**The problem**.
Please go through the records below and return every line holding the word "icon".

+++ Dataset entries +++

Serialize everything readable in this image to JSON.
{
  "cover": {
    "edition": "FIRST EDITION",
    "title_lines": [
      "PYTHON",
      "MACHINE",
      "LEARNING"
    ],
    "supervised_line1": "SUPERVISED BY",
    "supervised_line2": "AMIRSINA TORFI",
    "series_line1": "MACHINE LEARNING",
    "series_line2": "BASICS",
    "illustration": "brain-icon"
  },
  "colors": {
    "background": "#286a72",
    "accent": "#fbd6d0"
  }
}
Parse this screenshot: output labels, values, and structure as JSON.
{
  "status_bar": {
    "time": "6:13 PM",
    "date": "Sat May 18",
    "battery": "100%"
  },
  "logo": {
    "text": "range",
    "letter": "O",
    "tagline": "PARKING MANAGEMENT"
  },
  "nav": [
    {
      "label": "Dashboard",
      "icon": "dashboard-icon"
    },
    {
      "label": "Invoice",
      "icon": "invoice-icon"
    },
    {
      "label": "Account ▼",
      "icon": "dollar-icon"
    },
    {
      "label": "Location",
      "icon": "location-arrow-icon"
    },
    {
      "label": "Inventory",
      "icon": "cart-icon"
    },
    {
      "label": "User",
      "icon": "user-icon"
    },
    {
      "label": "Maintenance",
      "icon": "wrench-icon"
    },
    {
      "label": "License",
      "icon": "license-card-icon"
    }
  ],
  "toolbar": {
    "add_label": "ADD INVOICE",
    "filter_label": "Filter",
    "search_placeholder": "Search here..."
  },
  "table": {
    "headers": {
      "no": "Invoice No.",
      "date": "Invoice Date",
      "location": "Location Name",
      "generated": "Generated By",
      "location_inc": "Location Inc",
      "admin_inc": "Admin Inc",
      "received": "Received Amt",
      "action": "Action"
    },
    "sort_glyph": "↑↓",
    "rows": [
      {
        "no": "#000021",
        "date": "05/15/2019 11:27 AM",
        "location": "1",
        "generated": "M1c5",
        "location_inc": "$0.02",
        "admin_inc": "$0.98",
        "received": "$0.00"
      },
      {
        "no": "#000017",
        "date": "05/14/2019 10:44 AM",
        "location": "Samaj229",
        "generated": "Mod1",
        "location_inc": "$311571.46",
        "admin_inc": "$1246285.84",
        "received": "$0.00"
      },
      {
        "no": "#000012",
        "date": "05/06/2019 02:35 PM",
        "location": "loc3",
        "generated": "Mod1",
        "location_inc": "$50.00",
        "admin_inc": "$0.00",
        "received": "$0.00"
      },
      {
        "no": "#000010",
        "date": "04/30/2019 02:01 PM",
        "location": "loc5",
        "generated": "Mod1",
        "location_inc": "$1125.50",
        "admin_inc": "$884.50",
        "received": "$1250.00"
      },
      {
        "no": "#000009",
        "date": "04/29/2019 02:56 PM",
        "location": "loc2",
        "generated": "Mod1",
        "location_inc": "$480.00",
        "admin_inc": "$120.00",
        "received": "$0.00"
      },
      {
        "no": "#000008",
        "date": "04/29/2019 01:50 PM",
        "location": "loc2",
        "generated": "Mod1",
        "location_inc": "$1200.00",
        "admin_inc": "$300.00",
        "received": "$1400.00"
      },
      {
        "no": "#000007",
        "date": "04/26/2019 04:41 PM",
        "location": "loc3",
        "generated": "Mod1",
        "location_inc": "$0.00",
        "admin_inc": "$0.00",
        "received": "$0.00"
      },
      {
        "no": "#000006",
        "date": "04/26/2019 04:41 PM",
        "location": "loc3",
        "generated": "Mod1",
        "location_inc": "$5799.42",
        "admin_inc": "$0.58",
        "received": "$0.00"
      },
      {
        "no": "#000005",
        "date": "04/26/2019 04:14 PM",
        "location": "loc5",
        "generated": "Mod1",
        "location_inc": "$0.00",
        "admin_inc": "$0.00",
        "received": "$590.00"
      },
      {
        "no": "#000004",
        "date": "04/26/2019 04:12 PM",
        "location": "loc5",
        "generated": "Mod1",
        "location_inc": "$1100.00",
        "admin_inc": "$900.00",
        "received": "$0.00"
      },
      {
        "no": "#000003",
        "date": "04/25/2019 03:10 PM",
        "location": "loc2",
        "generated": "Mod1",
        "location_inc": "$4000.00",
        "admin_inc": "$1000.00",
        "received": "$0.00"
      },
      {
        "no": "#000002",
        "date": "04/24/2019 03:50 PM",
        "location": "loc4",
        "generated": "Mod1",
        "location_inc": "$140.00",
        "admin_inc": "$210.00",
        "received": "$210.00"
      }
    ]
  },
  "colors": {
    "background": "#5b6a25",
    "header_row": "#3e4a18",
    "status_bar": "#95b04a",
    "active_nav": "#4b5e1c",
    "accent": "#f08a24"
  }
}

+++

**Written answer**.
    "illustration": "brain-icon"
      "icon": "dashboard-icon"
      "icon": "invoice-icon"
      "icon": "dollar-icon"
      "icon": "location-arrow-icon"
      "icon": "cart-icon"
      "icon": "user-icon"
      "icon": "wrench-icon"
      "icon": "license-card-icon"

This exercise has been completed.